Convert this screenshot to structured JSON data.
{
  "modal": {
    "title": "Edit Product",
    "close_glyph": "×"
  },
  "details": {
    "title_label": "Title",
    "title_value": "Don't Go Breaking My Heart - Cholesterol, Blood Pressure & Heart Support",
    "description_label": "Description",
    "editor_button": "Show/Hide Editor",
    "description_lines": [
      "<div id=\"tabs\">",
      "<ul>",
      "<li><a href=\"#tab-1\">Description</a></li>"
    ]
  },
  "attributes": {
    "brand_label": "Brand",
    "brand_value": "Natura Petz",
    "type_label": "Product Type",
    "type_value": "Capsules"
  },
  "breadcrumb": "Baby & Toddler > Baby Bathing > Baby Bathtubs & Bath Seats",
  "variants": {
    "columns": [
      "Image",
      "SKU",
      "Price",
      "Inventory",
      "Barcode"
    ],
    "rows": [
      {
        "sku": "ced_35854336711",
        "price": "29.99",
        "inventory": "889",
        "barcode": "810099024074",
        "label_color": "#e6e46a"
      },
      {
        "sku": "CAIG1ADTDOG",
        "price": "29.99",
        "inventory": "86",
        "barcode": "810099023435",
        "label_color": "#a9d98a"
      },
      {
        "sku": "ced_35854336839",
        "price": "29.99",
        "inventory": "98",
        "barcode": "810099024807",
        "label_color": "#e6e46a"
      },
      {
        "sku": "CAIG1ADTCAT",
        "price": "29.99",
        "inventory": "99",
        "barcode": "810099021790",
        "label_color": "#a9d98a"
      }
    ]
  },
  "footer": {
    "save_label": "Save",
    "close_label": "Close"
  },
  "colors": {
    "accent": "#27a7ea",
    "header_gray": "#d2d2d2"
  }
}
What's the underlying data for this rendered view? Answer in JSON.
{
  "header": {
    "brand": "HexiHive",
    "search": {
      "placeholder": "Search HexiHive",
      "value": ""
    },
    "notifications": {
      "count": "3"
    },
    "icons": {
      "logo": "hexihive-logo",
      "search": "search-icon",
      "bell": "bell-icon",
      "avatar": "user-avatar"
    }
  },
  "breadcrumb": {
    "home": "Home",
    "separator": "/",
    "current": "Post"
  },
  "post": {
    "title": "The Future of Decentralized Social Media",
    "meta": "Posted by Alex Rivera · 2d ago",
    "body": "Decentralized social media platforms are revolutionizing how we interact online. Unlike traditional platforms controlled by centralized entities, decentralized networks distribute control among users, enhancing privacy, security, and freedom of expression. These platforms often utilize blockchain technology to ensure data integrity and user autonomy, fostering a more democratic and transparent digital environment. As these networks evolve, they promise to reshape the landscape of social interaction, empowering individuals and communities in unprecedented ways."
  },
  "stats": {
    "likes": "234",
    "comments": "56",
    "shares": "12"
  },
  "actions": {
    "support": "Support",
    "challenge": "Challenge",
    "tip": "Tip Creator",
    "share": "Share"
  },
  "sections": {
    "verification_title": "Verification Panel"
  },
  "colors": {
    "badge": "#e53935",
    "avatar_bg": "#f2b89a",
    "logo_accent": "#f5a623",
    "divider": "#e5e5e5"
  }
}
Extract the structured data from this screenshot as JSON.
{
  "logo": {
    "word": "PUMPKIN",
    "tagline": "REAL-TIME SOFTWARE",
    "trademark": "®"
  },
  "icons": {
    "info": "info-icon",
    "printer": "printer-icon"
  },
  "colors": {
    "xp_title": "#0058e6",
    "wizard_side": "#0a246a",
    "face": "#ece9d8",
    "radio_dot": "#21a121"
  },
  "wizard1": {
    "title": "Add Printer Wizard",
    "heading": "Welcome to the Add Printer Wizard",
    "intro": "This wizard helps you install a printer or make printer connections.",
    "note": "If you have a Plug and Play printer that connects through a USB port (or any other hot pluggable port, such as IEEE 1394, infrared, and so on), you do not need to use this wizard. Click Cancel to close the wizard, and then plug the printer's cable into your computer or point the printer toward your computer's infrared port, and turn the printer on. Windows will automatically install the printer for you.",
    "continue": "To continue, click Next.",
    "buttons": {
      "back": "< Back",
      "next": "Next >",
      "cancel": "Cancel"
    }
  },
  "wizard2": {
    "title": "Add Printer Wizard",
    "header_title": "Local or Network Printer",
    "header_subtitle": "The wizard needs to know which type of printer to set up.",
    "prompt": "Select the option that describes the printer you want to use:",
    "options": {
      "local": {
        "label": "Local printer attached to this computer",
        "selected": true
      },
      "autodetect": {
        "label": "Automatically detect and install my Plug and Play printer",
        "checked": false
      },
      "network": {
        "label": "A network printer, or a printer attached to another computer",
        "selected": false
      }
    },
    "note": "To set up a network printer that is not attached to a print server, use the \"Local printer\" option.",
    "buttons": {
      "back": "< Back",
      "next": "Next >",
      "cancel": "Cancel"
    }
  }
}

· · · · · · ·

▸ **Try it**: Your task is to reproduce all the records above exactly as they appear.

▸ **Solution for this task**:
Convert this screenshot to structured JSON data.
{
  "modal": {
    "title": "Edit Product",
    "close_glyph": "×"
  },
  "details": {
    "title_label": "Title",
    "title_value": "Don't Go Breaking My Heart - Cholesterol, Blood Pressure & Heart Support",
    "description_label": "Description",
    "editor_button": "Show/Hide Editor",
    "description_lines": [
      "<div id=\"tabs\">",
      "<ul>",
      "<li><a href=\"#tab-1\">Description</a></li>"
    ]
  },
  "attributes": {
    "brand_label": "Brand",
    "brand_value": "Natura Petz",
    "type_label": "Product Type",
    "type_value": "Capsules"
  },
  "breadcrumb": "Baby & Toddler > Baby Bathing > Baby Bathtubs & Bath Seats",
  "variants": {
    "columns": [
      "Image",
      "SKU",
      "Price",
      "Inventory",
      "Barcode"
    ],
    "rows": [
      {
        "sku": "ced_35854336711",
        "price": "29.99",
        "inventory": "889",
        "barcode": "810099024074",
        "label_color": "#e6e46a"
      },
      {
        "sku": "CAIG1ADTDOG",
        "price": "29.99",
        "inventory": "86",
        "barcode": "810099023435",
        "label_color": "#a9d98a"
      },
      {
        "sku": "ced_35854336839",
        "price": "29.99",
        "inventory": "98",
        "barcode": "810099024807",
        "label_color": "#e6e46a"
      },
      {
        "sku": "CAIG1ADTCAT",
        "price": "29.99",
        "inventory": "99",
        "barcode": "810099021790",
        "label_color": "#a9d98a"
      }
    ]
  },
  "footer": {
    "save_label": "Save",
    "close_label": "Close"
  },
  "colors": {
    "accent": "#27a7ea",
    "header_gray": "#d2d2d2"
  }
}
What's the underlying data for this rendered view? Answer in JSON.
{
  "header": {
    "brand": "HexiHive",
    "search": {
      "placeholder": "Search HexiHive",
      "value": ""
    },
    "notifications": {
      "count": "3"
    },
    "icons": {
      "logo": "hexihive-logo",
      "search": "search-icon",
      "bell": "bell-icon",
      "avatar": "user-avatar"
    }
  },
  "breadcrumb": {
    "home": "Home",
    "separator": "/",
    "current": "Post"
  },
  "post": {
    "title": "The Future of Decentralized Social Media",
    "meta": "Posted by Alex Rivera · 2d ago",
    "body": "Decentralized social media platforms are revolutionizing how we interact online. Unlike traditional platforms controlled by centralized entities, decentralized networks distribute control among users, enhancing privacy, security, and freedom of expression. These platforms often utilize blockchain technology to ensure data integrity and user autonomy, fostering a more democratic and transparent digital environment. As these networks evolve, they promise to reshape the landscape of social interaction, empowering individuals and communities in unprecedented ways."
  },
  "stats": {
    "likes": "234",
    "comments": "56",
    "shares": "12"
  },
  "actions": {
    "support": "Support",
    "challenge": "Challenge",
    "tip": "Tip Creator",
    "share": "Share"
  },
  "sections": {
    "verification_title": "Verification Panel"
  },
  "colors": {
    "badge": "#e53935",
    "avatar_bg": "#f2b89a",
    "logo_accent": "#f5a623",
    "divider": "#e5e5e5"
  }
}
Extract the structured data from this screenshot as JSON.
{
  "logo": {
    "word": "PUMPKIN",
    "tagline": "REAL-TIME SOFTWARE",
    "trademark": "®"
  },
  "icons": {
    "info": "info-icon",
    "printer": "printer-icon"
  },
  "colors": {
    "xp_title": "#0058e6",
    "wizard_side": "#0a246a",
    "face": "#ece9d8",
    "radio_dot": "#21a121"
  },
  "wizard1": {
    "title": "Add Printer Wizard",
    "heading": "Welcome to the Add Printer Wizard",
    "intro": "This wizard helps you install a printer or make printer connections.",
    "note": "If you have a Plug and Play printer that connects through a USB port (or any other hot pluggable port, such as IEEE 1394, infrared, and so on), you do not need to use this wizard. Click Cancel to close the wizard, and then plug the printer's cable into your computer or point the printer toward your computer's infrared port, and turn the printer on. Windows will automatically install the printer for you.",
    "continue": "To continue, click Next.",
    "buttons": {
      "back": "< Back",
      "next": "Next >",
      "cancel": "Cancel"
    }
  },
  "wizard2": {
    "title": "Add Printer Wizard",
    "header_title": "Local or Network Printer",
    "header_subtitle": "The wizard needs to know which type of printer to set up.",
    "prompt": "Select the option that describes the printer you want to use:",
    "options": {
      "local": {
        "label": "Local printer attached to this computer",
        "selected": true
      },
      "autodetect": {
        "label": "Automatically detect and install my Plug and Play printer",
        "checked": false
      },
      "network": {
        "label": "A network printer, or a printer attached to another computer",
        "selected": false
      }
    },
    "note": "To set up a network printer that is not attached to a print server, use the \"Local printer\" option.",
    "buttons": {
      "back": "< Back",
      "next": "Next >",
      "cancel": "Cancel"
    }
  }
}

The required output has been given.